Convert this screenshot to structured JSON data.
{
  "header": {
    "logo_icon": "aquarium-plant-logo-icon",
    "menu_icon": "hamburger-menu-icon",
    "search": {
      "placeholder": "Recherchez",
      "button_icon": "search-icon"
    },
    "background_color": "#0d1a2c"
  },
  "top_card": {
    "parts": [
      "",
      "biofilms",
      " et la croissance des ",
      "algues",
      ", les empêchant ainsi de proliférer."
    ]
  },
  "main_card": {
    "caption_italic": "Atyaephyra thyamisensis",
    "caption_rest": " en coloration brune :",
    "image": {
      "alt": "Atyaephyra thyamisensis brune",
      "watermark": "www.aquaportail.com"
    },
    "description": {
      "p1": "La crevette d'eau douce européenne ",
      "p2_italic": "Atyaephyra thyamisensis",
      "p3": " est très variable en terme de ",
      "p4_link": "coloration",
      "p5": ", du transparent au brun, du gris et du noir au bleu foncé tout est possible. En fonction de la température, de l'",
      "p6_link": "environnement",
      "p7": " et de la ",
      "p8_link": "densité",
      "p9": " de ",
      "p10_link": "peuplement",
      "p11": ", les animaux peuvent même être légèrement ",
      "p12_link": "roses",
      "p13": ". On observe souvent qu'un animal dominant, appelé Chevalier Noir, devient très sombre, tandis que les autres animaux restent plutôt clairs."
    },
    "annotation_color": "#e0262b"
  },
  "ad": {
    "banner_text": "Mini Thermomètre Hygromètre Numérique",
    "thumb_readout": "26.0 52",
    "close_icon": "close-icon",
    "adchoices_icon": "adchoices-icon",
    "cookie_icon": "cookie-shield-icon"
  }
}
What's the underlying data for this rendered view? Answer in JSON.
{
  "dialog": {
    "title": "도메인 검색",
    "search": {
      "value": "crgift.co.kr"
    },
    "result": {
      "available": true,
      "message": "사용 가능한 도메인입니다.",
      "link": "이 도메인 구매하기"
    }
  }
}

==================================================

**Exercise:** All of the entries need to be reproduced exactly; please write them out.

**Response to the exercise:**
Convert this screenshot to structured JSON data.
{
  "header": {
    "logo_icon": "aquarium-plant-logo-icon",
    "menu_icon": "hamburger-menu-icon",
    "search": {
      "placeholder": "Recherchez",
      "button_icon": "search-icon"
    },
    "background_color": "#0d1a2c"
  },
  "top_card": {
    "parts": [
      "",
      "biofilms",
      " et la croissance des ",
      "algues",
      ", les empêchant ainsi de proliférer."
    ]
  },
  "main_card": {
    "caption_italic": "Atyaephyra thyamisensis",
    "caption_rest": " en coloration brune :",
    "image": {
      "alt": "Atyaephyra thyamisensis brune",
      "watermark": "www.aquaportail.com"
    },
    "description": {
      "p1": "La crevette d'eau douce européenne ",
      "p2_italic": "Atyaephyra thyamisensis",
      "p3": " est très variable en terme de ",
      "p4_link": "coloration",
      "p5": ", du transparent au brun, du gris et du noir au bleu foncé tout est possible. En fonction de la température, de l'",
      "p6_link": "environnement",
      "p7": " et de la ",
      "p8_link": "densité",
      "p9": " de ",
      "p10_link": "peuplement",
      "p11": ", les animaux peuvent même être légèrement ",
      "p12_link": "roses",
      "p13": ". On observe souvent qu'un animal dominant, appelé Chevalier Noir, devient très sombre, tandis que les autres animaux restent plutôt clairs."
    },
    "annotation_color": "#e0262b"
  },
  "ad": {
    "banner_text": "Mini Thermomètre Hygromètre Numérique",
    "thumb_readout": "26.0 52",
    "close_icon": "close-icon",
    "adchoices_icon": "adchoices-icon",
    "cookie_icon": "cookie-shield-icon"
  }
}
What's the underlying data for this rendered view? Answer in JSON.
{
  "dialog": {
    "title": "도메인 검색",
    "search": {
      "value": "crgift.co.kr"
    },
    "result": {
      "available": true,
      "message": "사용 가능한 도메인입니다.",
      "link": "이 도메인 구매하기"
    }
  }
}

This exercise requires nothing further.